The universities will respond to two of those challenges to 'race-conscious admissions,' while two more make their way through the legal system against other universities. The controversy could make it all the way to the Supreme Court, which ruled over 40 years ago in its Bakke decision that race is a valid factor in creating a diverse student body.
While the decision has been reaffirmed over the years, it's possible that the 'conservative' majority Supreme Court will strike Bakke down.
"Sandra Day O'Connor basically opined that we could have another 20 years or 25 years of affirmative action programs, but that they would not go on forever," said conservative Linda Chavez, chairman of the Center for Equal Opportunity. "And yet we do see them going on forever," she added.
O'Connor speculated in 2003 that the race-based consideration wouldn't go on 'forever.' 17-years later, it's still happening.
"We're now talking about kids who are getting into college on the basis of some racial or ethnic preference who are the grandchildren of people who first got those preferences."
The Justice Department has threatened to sue Yale unless it agrees to stop considering race. "Unlawfully dividing Americans into racial and ethnic blocs fosters stereotypes, bitterness, and division," the government wrote to the university in August. Yale, which has vowed to "vigorously defend" a process "endorsed repeatedly by the Supreme Court," is due to respond this week.

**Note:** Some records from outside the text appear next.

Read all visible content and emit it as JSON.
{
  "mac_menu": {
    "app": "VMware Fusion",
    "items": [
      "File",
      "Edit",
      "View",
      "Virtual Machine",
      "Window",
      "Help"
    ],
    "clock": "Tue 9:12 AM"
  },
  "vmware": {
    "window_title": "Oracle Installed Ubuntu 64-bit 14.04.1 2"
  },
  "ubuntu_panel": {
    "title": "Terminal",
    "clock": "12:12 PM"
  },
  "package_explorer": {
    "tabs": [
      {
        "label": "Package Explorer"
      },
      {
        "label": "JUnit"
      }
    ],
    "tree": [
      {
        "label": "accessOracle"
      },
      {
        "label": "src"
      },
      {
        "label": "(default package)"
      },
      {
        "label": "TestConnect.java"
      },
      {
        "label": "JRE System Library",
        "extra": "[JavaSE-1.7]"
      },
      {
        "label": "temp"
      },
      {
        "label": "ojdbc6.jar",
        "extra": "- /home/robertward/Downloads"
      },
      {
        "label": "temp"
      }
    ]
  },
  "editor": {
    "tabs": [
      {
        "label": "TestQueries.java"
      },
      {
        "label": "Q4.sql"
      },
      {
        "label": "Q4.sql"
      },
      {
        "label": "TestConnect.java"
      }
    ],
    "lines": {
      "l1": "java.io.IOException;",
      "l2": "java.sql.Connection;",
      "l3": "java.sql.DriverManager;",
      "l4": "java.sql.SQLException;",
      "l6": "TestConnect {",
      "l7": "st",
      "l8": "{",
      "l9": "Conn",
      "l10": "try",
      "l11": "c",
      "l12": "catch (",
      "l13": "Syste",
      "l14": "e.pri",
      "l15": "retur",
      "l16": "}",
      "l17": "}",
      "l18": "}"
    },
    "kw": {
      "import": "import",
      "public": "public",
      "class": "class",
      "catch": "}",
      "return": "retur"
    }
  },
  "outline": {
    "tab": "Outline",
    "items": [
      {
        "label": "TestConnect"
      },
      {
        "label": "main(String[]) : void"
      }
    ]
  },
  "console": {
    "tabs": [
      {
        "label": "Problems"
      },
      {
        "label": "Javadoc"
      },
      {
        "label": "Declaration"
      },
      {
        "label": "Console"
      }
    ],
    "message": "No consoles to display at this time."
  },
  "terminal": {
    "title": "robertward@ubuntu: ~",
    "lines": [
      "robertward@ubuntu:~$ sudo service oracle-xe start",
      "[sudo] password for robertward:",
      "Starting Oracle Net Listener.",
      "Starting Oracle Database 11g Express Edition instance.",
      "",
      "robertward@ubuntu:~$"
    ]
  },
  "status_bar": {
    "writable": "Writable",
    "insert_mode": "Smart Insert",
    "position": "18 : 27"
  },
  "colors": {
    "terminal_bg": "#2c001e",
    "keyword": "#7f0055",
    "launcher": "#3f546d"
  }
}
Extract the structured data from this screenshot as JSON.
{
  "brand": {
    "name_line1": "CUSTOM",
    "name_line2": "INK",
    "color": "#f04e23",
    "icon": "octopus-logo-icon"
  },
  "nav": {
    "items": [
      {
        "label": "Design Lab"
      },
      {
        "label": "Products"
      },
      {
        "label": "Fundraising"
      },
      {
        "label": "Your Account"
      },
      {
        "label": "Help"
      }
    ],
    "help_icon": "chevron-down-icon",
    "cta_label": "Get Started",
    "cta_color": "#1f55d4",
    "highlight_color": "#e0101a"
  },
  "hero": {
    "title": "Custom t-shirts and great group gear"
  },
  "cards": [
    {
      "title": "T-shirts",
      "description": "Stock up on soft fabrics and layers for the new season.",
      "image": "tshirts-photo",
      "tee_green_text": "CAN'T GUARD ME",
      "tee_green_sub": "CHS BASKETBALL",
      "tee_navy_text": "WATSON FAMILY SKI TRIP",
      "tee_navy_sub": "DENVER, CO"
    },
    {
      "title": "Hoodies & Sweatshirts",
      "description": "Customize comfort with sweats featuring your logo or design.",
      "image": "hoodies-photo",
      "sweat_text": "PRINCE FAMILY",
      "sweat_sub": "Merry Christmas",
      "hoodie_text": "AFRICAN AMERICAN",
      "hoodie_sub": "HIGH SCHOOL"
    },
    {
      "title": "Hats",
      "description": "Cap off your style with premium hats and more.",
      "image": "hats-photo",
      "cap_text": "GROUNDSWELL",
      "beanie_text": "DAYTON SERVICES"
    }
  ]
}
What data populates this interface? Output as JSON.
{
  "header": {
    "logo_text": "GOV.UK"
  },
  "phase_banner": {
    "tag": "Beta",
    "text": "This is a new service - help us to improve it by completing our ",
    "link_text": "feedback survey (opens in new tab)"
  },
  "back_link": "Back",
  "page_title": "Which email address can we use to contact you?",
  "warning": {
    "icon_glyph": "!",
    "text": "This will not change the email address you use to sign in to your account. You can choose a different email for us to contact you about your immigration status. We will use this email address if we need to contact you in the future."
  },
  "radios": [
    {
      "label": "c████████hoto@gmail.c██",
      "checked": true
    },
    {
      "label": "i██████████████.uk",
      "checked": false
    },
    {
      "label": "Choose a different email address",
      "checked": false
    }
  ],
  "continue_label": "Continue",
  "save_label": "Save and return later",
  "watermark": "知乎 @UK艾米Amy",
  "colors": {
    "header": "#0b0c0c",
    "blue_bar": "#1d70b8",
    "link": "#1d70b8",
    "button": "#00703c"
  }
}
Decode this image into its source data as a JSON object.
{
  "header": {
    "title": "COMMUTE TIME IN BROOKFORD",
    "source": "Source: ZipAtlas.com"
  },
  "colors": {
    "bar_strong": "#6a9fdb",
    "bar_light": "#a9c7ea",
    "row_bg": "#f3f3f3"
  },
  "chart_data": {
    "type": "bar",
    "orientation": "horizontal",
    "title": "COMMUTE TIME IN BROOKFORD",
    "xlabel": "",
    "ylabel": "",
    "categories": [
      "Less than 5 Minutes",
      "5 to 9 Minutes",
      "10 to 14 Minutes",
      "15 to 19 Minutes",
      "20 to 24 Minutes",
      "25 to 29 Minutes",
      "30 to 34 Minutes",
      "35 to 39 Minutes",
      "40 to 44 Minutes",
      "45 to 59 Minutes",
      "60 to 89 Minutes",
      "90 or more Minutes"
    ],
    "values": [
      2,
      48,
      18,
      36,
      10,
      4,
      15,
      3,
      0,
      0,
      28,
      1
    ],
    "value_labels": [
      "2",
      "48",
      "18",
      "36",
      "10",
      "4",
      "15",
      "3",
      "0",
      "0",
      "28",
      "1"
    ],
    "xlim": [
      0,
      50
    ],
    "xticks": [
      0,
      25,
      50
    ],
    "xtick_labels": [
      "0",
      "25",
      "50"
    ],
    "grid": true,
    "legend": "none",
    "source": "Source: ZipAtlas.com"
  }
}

On Wednesday, Harvard goes before a federal appeals court over a case that it engages in "racial balancing" by holding Asian-American applicants to a higher standard than other minority groups. Harvard denies discriminating and won the case in federal district court last fall. -Bloomberg